Posts Tagged ‘time’
I’ve been voting in “Who Will Be TIME’s 2010 Person of the Year?” The way it’s set up I need to remember that I gave certain people certain points; Mark Zuckerberg 78; Hamid Karzai – 15; Julian Assange – 90; Glenn Beck – 77; etc. Wouldn’t it be better to rate them in order?
It’s quite simple really: drag and drop the names and/or images or names of the candidates in the order of the ranking and based on that TIME can actually rank all the people correctly. When you believe Karzai is more influential than Jobs, put him first; less influential than Assange put him after. It’s really not much harder than that.
Please enter this century TIME, it’s not so scary here.
Michiel Mol, known for his Spyker Formula One team, is creating a new service called Flogs. Flogs is an iCal service, which integrates into Google Calendar, Apple’s iCal and can even send updates to the CrackBerry. The service is similar to iCal World, although the former includes exclusive data which is tailored to the user.

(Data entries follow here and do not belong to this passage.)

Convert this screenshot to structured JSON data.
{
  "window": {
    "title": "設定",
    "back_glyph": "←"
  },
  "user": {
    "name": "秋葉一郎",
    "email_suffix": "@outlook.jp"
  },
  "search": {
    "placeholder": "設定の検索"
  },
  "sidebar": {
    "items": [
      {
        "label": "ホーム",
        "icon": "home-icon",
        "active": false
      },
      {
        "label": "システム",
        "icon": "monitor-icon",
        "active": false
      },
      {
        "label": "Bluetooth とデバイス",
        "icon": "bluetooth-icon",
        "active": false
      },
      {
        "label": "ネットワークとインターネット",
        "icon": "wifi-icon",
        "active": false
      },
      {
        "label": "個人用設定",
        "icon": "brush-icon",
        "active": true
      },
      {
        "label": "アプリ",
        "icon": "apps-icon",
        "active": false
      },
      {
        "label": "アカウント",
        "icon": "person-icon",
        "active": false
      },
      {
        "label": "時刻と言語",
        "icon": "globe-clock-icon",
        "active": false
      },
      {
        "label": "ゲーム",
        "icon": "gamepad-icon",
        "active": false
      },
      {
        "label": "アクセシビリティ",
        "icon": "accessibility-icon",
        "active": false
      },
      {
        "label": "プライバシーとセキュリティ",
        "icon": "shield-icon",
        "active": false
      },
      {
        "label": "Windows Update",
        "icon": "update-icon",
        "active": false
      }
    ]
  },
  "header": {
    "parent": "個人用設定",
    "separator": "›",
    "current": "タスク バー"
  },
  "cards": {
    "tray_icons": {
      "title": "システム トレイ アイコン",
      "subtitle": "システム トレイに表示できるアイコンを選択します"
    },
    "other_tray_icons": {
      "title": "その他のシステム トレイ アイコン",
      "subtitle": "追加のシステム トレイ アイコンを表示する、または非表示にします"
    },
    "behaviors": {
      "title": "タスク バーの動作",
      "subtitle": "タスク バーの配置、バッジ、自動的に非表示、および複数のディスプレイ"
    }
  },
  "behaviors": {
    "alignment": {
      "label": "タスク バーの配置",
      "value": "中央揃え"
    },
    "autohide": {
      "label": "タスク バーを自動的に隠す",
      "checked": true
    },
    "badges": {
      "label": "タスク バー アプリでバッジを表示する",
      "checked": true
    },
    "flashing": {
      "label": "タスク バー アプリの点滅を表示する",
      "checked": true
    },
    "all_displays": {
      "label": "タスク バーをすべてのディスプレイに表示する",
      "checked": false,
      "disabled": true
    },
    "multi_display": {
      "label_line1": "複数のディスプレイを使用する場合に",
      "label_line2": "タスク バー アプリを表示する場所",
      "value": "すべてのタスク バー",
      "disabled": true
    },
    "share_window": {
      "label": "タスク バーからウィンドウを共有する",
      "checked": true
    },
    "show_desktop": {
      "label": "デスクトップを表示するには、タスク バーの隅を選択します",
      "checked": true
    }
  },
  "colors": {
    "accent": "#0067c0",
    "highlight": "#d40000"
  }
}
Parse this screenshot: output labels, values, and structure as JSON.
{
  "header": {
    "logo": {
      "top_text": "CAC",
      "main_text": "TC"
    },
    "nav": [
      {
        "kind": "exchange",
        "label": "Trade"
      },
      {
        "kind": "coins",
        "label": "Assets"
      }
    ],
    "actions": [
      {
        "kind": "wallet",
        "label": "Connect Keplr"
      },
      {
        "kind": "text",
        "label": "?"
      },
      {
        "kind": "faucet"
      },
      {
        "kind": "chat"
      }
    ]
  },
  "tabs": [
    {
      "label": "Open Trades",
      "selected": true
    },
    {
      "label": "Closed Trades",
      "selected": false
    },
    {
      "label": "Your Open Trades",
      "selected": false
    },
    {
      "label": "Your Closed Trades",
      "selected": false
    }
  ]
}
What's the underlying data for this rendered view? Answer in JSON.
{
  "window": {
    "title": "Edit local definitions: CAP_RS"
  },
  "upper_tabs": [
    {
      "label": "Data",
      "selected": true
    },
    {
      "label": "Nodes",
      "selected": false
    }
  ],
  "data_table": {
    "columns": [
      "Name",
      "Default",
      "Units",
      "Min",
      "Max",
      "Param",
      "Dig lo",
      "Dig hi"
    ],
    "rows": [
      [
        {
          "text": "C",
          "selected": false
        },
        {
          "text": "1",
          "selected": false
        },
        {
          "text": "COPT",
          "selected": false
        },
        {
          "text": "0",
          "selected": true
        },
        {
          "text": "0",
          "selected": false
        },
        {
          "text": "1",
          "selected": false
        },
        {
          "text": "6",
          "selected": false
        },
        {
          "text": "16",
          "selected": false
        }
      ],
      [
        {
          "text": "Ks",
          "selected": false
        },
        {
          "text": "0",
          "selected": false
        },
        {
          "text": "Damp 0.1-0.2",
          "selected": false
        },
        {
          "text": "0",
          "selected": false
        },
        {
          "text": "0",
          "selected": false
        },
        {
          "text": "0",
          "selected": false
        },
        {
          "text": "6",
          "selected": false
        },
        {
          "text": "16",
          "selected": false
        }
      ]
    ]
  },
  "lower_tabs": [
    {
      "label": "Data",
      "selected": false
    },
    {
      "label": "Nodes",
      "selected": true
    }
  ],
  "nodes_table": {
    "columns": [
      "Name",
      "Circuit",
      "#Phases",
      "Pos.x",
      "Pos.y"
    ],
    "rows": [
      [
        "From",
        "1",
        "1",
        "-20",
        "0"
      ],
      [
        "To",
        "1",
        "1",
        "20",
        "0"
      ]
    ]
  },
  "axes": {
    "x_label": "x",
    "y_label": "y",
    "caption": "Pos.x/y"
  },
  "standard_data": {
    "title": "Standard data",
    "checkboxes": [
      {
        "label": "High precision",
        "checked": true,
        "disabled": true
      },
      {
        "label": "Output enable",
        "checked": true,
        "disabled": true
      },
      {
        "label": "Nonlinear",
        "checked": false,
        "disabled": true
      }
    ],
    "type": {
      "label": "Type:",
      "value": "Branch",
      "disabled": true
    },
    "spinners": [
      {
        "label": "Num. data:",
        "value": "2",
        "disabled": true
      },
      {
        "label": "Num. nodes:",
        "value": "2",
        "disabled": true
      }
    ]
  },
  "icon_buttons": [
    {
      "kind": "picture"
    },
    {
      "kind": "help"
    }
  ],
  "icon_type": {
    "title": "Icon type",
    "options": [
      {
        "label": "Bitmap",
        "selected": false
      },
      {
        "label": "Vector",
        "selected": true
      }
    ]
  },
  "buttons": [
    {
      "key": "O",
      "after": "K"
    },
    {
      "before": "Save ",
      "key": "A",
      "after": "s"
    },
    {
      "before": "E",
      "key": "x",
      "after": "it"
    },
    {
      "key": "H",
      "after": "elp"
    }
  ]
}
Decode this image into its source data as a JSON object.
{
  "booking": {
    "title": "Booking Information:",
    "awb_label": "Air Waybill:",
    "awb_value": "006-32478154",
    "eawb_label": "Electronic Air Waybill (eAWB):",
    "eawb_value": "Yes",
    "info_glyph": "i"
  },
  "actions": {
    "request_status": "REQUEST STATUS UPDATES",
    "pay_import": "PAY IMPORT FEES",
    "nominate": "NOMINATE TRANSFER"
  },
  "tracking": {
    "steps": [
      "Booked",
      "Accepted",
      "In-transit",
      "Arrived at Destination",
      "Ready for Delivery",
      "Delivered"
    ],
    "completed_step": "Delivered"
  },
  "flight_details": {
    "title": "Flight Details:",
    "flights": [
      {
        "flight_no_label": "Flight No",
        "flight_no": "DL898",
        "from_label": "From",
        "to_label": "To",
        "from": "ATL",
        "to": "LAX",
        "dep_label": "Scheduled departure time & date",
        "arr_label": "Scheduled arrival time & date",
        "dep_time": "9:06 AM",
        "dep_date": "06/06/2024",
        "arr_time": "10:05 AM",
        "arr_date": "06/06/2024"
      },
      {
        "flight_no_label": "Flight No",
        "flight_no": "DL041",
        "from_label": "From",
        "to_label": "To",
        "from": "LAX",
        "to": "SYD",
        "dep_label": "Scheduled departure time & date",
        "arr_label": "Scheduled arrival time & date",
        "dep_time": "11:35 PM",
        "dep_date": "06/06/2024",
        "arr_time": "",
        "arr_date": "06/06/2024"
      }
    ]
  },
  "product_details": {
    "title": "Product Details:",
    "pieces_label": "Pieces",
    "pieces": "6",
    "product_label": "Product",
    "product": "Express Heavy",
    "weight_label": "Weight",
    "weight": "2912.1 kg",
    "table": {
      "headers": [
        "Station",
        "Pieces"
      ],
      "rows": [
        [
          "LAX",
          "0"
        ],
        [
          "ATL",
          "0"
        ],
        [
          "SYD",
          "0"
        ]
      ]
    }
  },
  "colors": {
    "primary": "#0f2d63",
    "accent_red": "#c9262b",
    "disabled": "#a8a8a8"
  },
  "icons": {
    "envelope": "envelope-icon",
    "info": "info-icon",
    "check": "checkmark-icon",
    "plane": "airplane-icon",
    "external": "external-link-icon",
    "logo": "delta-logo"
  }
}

I’m wondering what the business model is, possibly advertising.
The blue is all Internet, the brown Utilities and the purple is Office. It’s funny to see the last 6 weeks reduced to a simple graph, yet it is quite accurate in the depiction of my time. Most of my work does consist of using Internet for research and Utilities such as putty for my development work. The Pareto principle holds for this graph too, roughly 80% of the effects come from 20% of the causes.
As I was writing this I had a look at the Time Management presentation I put online last week and I saw that this data could also be used to assure yourself that you are meeting your targets. However this is all after the fact, where as with most of the Time Management techniques it is important to be able to change your actions while you are in the flow.
In my experience, and that of many others, evaluating the Time Management Journal takes some time to master. And in all honesty that is not where most can be won. The Time Management Success Journal is the place where most can be won, it should produce a graph similar to the one above. Obviously this would be tailored to the specific categories that were chosen.
SO how are you getting
I’ve always been spending time on Time Management, I developed my own techniques and have borrowed some from Randy Pausch. I’ve been developing my own presentation for a lecture to be given to a group of beginning developers and systems administrators, and have adapted it for my blog.
You can find it on Blogger: Time to work on my dreams?
For more information have a look at Randy Pausch’s lectures:
I’ve been travelling professionally for a couple of years, I’m no expert like my friend Remco Hesper. He’s starting a blog on cultural differences when working in other cultures and how to mitigate the risks involved. (Something like that, right Remco.)
Inspired by his idea I put together a series of slides to help the first time and seasoned business travelers to prepare for their trip. Again a case of not being able to post this on WordPress, so find it on my Blogger. The Essential Business Traveler. Enjoy!
I was setting up a NTP server in my home network and tried to sync my Windows XP machine with it and received this message.
An error occurred while Windows was synchronizing with time.windows.com. The time sample was rejected because: The peer's stratum is less than the host's stratum.
Naturally I didn’t find the solution without looking through a stack of NTP documentation. So I though I should post the actually problem here in layman’s terms.
Your timeserver isn’t updating or it’s updating from a unreliable server. The stratum is the authority meter for NTP. It’s numbered from 1 (attached to an atomic clock) to 15 (some guy I met in a bar).
If your stratum is more than 3 then a Windows machine won’t trust your machine is reliable enough. And if it’s 16 it probably means it’s not updating at all, in my experience it might take as much as an hour for it to change from 16 to another number. (Although it shouldn’t if it’s configured correctly.)
You can find out your stratum by running the command:
/usr/bin/ntpq -c rv | grep stratum
- Gentoo’s HOWTO NTP
- The Network Time Protocol (NTP) Distribution
- W32tm A tool used to diagnose problems occurring with Windows Time